Interface dataset entries.
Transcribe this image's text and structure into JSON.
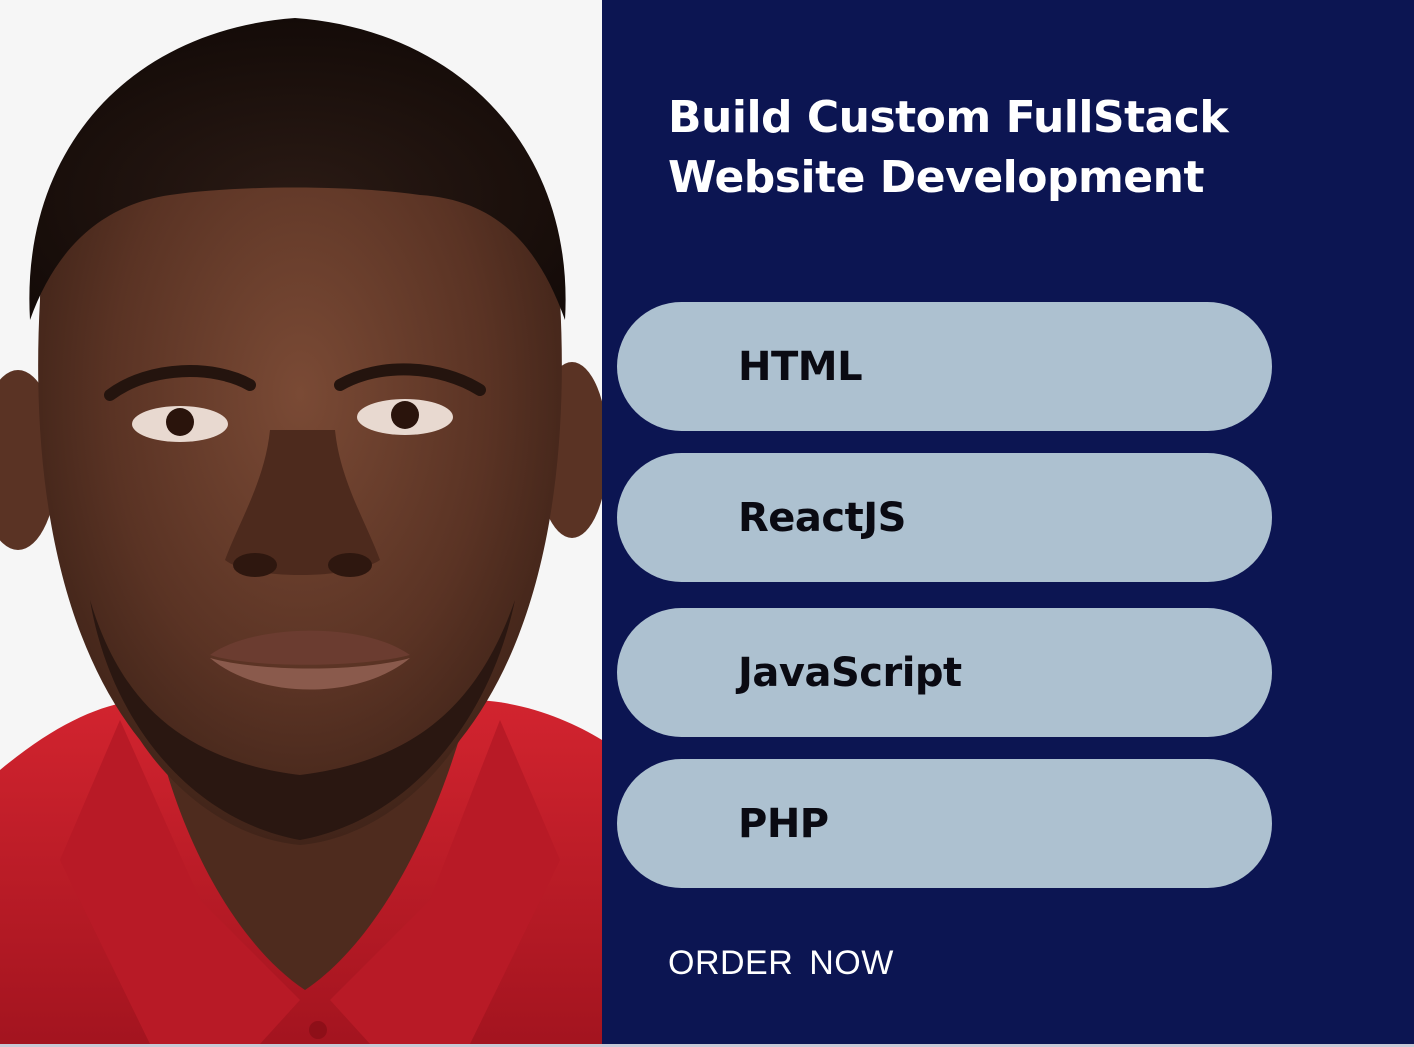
{
  "headline": {
    "line1": "Build Custom FullStack",
    "line2": "Website Development"
  },
  "skills": [
    {
      "label": "HTML"
    },
    {
      "label": "ReactJS"
    },
    {
      "label": "JavaScript"
    },
    {
      "label": "PHP"
    }
  ],
  "cta": {
    "label": "ORDER  NOW"
  },
  "colors": {
    "panel": "#0c1552",
    "pill": "#adc1d0",
    "shirt": "#c8202e",
    "text_light": "#ffffff",
    "text_dark": "#0a0a12"
  }
}
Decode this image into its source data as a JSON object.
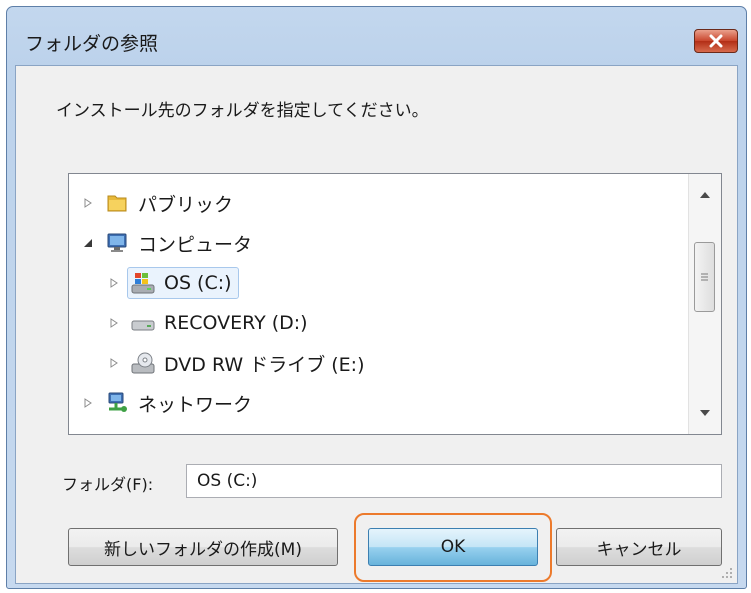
{
  "dialog": {
    "title": "フォルダの参照",
    "instruction": "インストール先のフォルダを指定してください。"
  },
  "tree": {
    "items": [
      {
        "label": "パブリック",
        "icon": "folder-icon",
        "expander": "collapsed"
      },
      {
        "label": "コンピュータ",
        "icon": "computer-icon",
        "expander": "expanded"
      },
      {
        "label": "OS (C:)",
        "icon": "windows-drive-icon",
        "expander": "collapsed",
        "selected": true
      },
      {
        "label": "RECOVERY (D:)",
        "icon": "hard-drive-icon",
        "expander": "collapsed"
      },
      {
        "label": "DVD RW ドライブ (E:)",
        "icon": "dvd-drive-icon",
        "expander": "collapsed"
      },
      {
        "label": "ネットワーク",
        "icon": "network-icon",
        "expander": "collapsed"
      }
    ]
  },
  "folder_field": {
    "label": "フォルダ(F):",
    "value": "OS (C:)"
  },
  "buttons": {
    "new_folder": "新しいフォルダの作成(M)",
    "ok": "OK",
    "cancel": "キャンセル"
  },
  "colors": {
    "highlight": "#ec7a2c",
    "selection_bg": "#eaf3fd",
    "window_frame": "#c3d7ee"
  }
}
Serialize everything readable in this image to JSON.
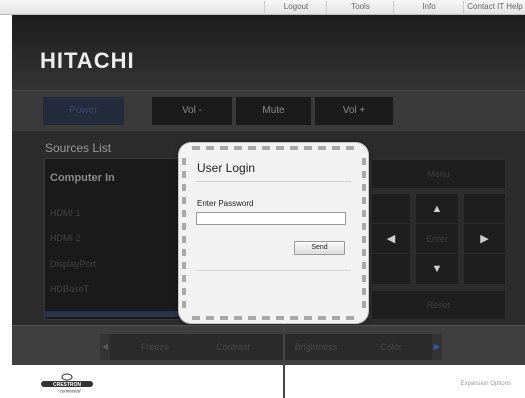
{
  "top_links": [
    "Logout",
    "Tools",
    "Info",
    "Contact IT Help"
  ],
  "brand": "HITACHI",
  "toolbar": {
    "power": "Power",
    "vol_down": "Vol -",
    "mute": "Mute",
    "vol_up": "Vol +"
  },
  "sources": {
    "title": "Sources List",
    "header": "Computer In",
    "items": [
      "HDMI 1",
      "HDMI 2",
      "DisplayPort",
      "HDBaseT"
    ]
  },
  "remote": {
    "menu": "Menu",
    "enter": "Enter",
    "reset": "Reset"
  },
  "bottom": {
    "freeze": "Freeze",
    "contrast": "Contrast",
    "brightness": "Brightness",
    "color": "Color"
  },
  "footer": {
    "crestron_top": "CRESTRON",
    "crestron_bottom": "connected",
    "expansion": "Expansion Options"
  },
  "dialog": {
    "title": "User Login",
    "password_label": "Enter Password",
    "password_value": "",
    "send_label": "Send"
  },
  "colors": {
    "power_bg": "#232b3c",
    "dialog_bg": "#f2f2f2"
  }
}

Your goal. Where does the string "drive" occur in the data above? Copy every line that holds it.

Task result.
        "icon": "windows-drive-icon",
        "icon": "hard-drive-icon",
        "icon": "dvd-drive-icon",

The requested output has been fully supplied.